Problem statement:
Check every line of the entries for the string "JSON" and return the ones that contain it.

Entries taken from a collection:
-------------------------
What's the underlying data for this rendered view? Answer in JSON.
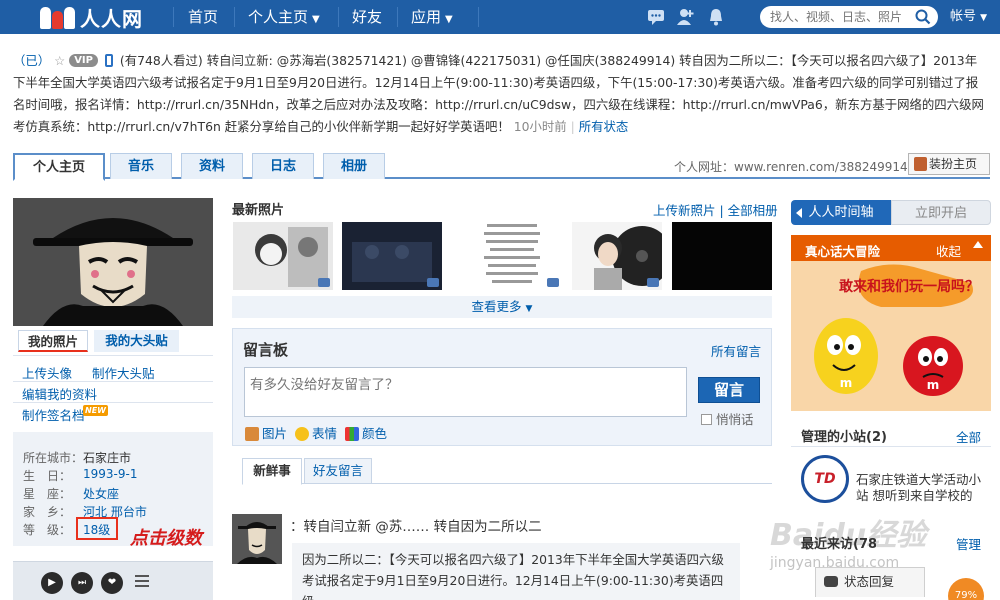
{
  "nav": {
    "logo": "人人网",
    "items": [
      "首页",
      "个人主页",
      "好友",
      "应用"
    ],
    "search_placeholder": "找人、视频、日志、照片",
    "account": "帐号"
  },
  "status": {
    "name": "（已）",
    "views": "(有748人看过)",
    "text": "转自闫立新: @苏海岩(382571421) @曹锦锋(422175031) @任国庆(388249914) 转自因为二所以二：【今天可以报名四六级了】2013年下半年全国大学英语四六级考试报名定于9月1日至9月20日进行。12月14日上午(9:00-11:30)考英语四级，下午(15:00-17:30)考英语六级。准备考四六级的同学可别错过了报名时间哦，报名详情：http://rrurl.cn/35NHdn，改革之后应对办法及攻略：http://rrurl.cn/uC9dsw，四六级在线课程：http://rrurl.cn/mwVPa6，新东方基于网络的四六级网考仿真系统：http://rrurl.cn/v7hT6n 赶紧分享给自己的小伙伴新学期一起好好学英语吧！",
    "vip": "VIP",
    "time": "10小时前",
    "all": "所有状态"
  },
  "tabs": [
    "个人主页",
    "音乐",
    "资料",
    "日志",
    "相册"
  ],
  "personal_url": "个人网址：www.renren.com/388249914",
  "dressup": "装扮主页",
  "left": {
    "photo_tabs": [
      "我的照片",
      "我的大头贴"
    ],
    "links": [
      "上传头像",
      "制作大头贴",
      "编辑我的资料",
      "制作签名档"
    ],
    "new_badge": "NEW",
    "profile": [
      {
        "label": "所在城市：",
        "value": "石家庄市"
      },
      {
        "label": "生　日：",
        "value": "1993-9-1"
      },
      {
        "label": "星　座：",
        "value": "处女座"
      },
      {
        "label": "家　乡：",
        "value": "河北 邢台市"
      },
      {
        "label": "等　级：",
        "value": "18级"
      }
    ],
    "annotation": "点击级数"
  },
  "photos": {
    "title": "最新照片",
    "links": "上传新照片 | 全部相册",
    "more": "查看更多"
  },
  "msgboard": {
    "title": "留言板",
    "all": "所有留言",
    "placeholder": "有多久没给好友留言了？",
    "submit": "留言",
    "quiet": "悄悄话",
    "tools": [
      "图片",
      "表情",
      "颜色"
    ]
  },
  "feed_tabs": [
    "新鲜事",
    "好友留言"
  ],
  "feed": {
    "head": "：转自闫立新 @苏…… 转自因为二所以二",
    "link": "因为二所以二",
    "body": "因为二所以二：【今天可以报名四六级了】2013年下半年全国大学英语四六级考试报名定于9月1日至9月20日进行。12月14日上午(9:00-11:30)考英语四级，"
  },
  "right": {
    "timeline": "人人时间轴",
    "open": "立即开启",
    "ad_title": "真心话大冒险",
    "ad_fold": "收起",
    "ad_slogan": "敢来和我们玩一局吗？",
    "sites_title": "管理的小站(2)",
    "sites_all": "全部",
    "site_logo": "TD",
    "site_name": "石家庄铁道大学活动小站 想听到来自学校的",
    "recent_title": "最近来访(78",
    "recent_mgr": "管理",
    "chat": "状态回复",
    "progress": "79%",
    "watermark": "Baidu经验",
    "watermark_sub": "jingyan.baidu.com"
  }
}
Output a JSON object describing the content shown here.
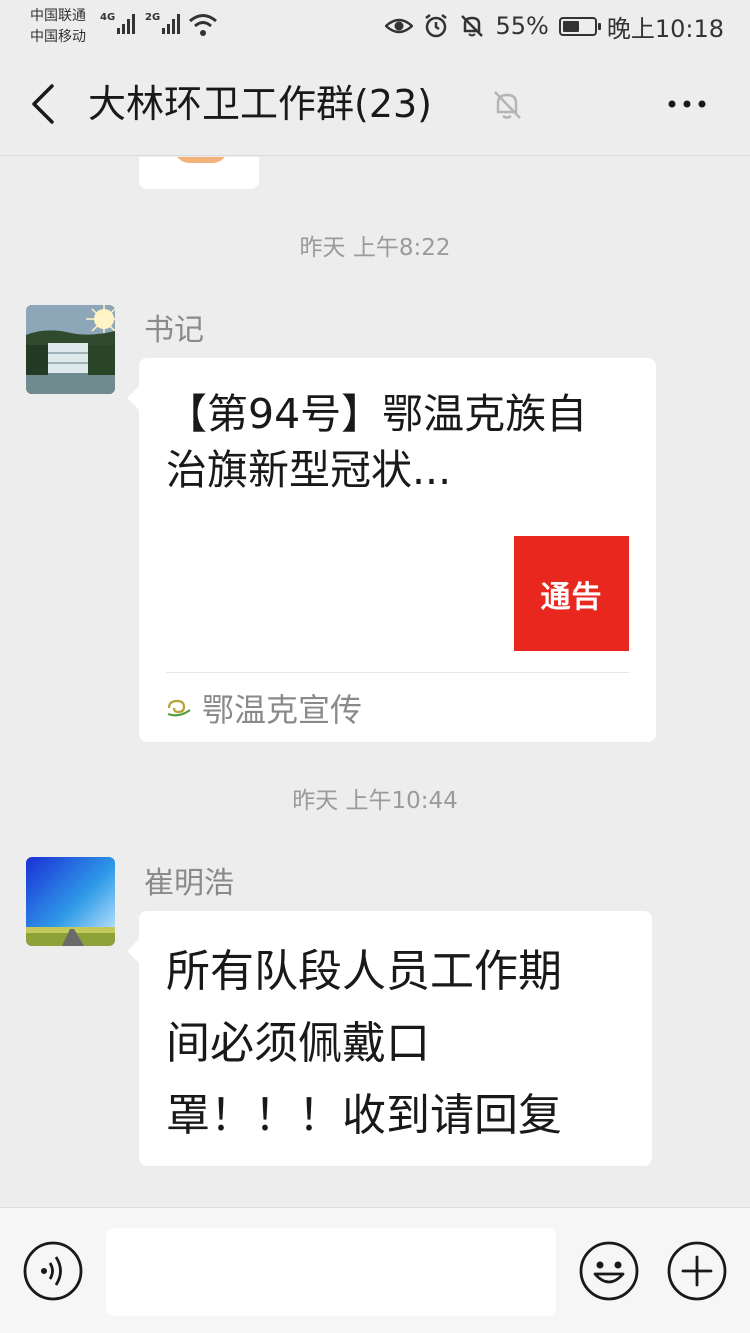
{
  "status_bar": {
    "carrier_1": "中国联通",
    "carrier_2": "中国移动",
    "net_1": "4G",
    "net_2": "2G",
    "battery": "55%",
    "battery_level": 0.55,
    "time": "晚上10:18",
    "icons": [
      "eye-icon",
      "alarm-icon",
      "mute-bell-icon",
      "battery-icon",
      "wifi-icon",
      "signal-icon"
    ]
  },
  "nav": {
    "title": "大林环卫工作群(23)",
    "icons": [
      "back-icon",
      "mute-bell-icon",
      "more-icon"
    ]
  },
  "messages": [
    {
      "timestamp": "昨天 上午8:22",
      "sender": "书记",
      "type": "card",
      "card": {
        "title": "【第94号】鄂温克族自治旗新型冠状...",
        "thumb_text": "通告",
        "source": "鄂温克宣传"
      }
    },
    {
      "timestamp": "昨天 上午10:44",
      "sender": "崔明浩",
      "type": "text",
      "text_lines": [
        "所有队段人员工作期",
        "间必须佩戴口",
        "罩！！！收到请回复"
      ]
    }
  ],
  "input_bar": {
    "placeholder": "",
    "icons": [
      "voice-icon",
      "emoji-icon",
      "plus-icon"
    ]
  },
  "colors": {
    "background": "#ededed",
    "bubble": "#ffffff",
    "notice_red": "#e8271f",
    "secondary_text": "#8a8a8a"
  }
}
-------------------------
Completed exercise:
What's the underlying data for this rendered view? Answer in JSON.
Output a JSON object describing the content shown here.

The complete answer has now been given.